--- WORK ITEM ---
Copy out the data in full, keeping each line exactly as it reads.

--- DATA SUPPLIED ---
---------------
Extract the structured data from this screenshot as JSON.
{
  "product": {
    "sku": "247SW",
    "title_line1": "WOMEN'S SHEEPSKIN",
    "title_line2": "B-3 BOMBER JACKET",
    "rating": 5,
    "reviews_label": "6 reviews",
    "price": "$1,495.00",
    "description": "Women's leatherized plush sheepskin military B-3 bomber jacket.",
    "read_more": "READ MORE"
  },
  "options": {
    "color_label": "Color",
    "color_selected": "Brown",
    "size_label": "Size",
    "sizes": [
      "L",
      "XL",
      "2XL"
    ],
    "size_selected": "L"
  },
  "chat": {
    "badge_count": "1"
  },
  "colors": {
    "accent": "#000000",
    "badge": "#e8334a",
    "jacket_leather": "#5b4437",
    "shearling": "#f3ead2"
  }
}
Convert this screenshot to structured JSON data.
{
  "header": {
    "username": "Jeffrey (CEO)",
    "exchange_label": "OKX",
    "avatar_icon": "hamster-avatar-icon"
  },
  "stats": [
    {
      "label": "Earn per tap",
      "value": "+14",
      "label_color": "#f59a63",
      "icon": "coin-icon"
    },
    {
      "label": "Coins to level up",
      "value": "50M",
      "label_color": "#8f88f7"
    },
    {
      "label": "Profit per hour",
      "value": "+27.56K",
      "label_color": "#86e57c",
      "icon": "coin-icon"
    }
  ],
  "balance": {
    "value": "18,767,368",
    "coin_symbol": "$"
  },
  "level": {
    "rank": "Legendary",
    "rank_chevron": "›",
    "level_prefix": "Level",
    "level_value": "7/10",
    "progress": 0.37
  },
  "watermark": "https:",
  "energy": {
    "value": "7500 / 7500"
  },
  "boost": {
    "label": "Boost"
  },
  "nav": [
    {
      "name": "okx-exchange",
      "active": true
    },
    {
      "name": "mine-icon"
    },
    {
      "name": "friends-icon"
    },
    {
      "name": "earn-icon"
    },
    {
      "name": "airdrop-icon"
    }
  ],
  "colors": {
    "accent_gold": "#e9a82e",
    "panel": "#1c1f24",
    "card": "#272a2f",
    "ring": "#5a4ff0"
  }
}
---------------
--- TASK OUTPUT ---
Extract the structured data from this screenshot as JSON.
{
  "product": {
    "sku": "247SW",
    "title_line1": "WOMEN'S SHEEPSKIN",
    "title_line2": "B-3 BOMBER JACKET",
    "rating": 5,
    "reviews_label": "6 reviews",
    "price": "$1,495.00",
    "description": "Women's leatherized plush sheepskin military B-3 bomber jacket.",
    "read_more": "READ MORE"
  },
  "options": {
    "color_label": "Color",
    "color_selected": "Brown",
    "size_label": "Size",
    "sizes": [
      "L",
      "XL",
      "2XL"
    ],
    "size_selected": "L"
  },
  "chat": {
    "badge_count": "1"
  },
  "colors": {
    "accent": "#000000",
    "badge": "#e8334a",
    "jacket_leather": "#5b4437",
    "shearling": "#f3ead2"
  }
}
Convert this screenshot to structured JSON data.
{
  "header": {
    "username": "Jeffrey (CEO)",
    "exchange_label": "OKX",
    "avatar_icon": "hamster-avatar-icon"
  },
  "stats": [
    {
      "label": "Earn per tap",
      "value": "+14",
      "label_color": "#f59a63",
      "icon": "coin-icon"
    },
    {
      "label": "Coins to level up",
      "value": "50M",
      "label_color": "#8f88f7"
    },
    {
      "label": "Profit per hour",
      "value": "+27.56K",
      "label_color": "#86e57c",
      "icon": "coin-icon"
    }
  ],
  "balance": {
    "value": "18,767,368",
    "coin_symbol": "$"
  },
  "level": {
    "rank": "Legendary",
    "rank_chevron": "›",
    "level_prefix": "Level",
    "level_value": "7/10",
    "progress": 0.37
  },
  "watermark": "https:",
  "energy": {
    "value": "7500 / 7500"
  },
  "boost": {
    "label": "Boost"
  },
  "nav": [
    {
      "name": "okx-exchange",
      "active": true
    },
    {
      "name": "mine-icon"
    },
    {
      "name": "friends-icon"
    },
    {
      "name": "earn-icon"
    },
    {
      "name": "airdrop-icon"
    }
  ],
  "colors": {
    "accent_gold": "#e9a82e",
    "panel": "#1c1f24",
    "card": "#272a2f",
    "ring": "#5a4ff0"
  }
}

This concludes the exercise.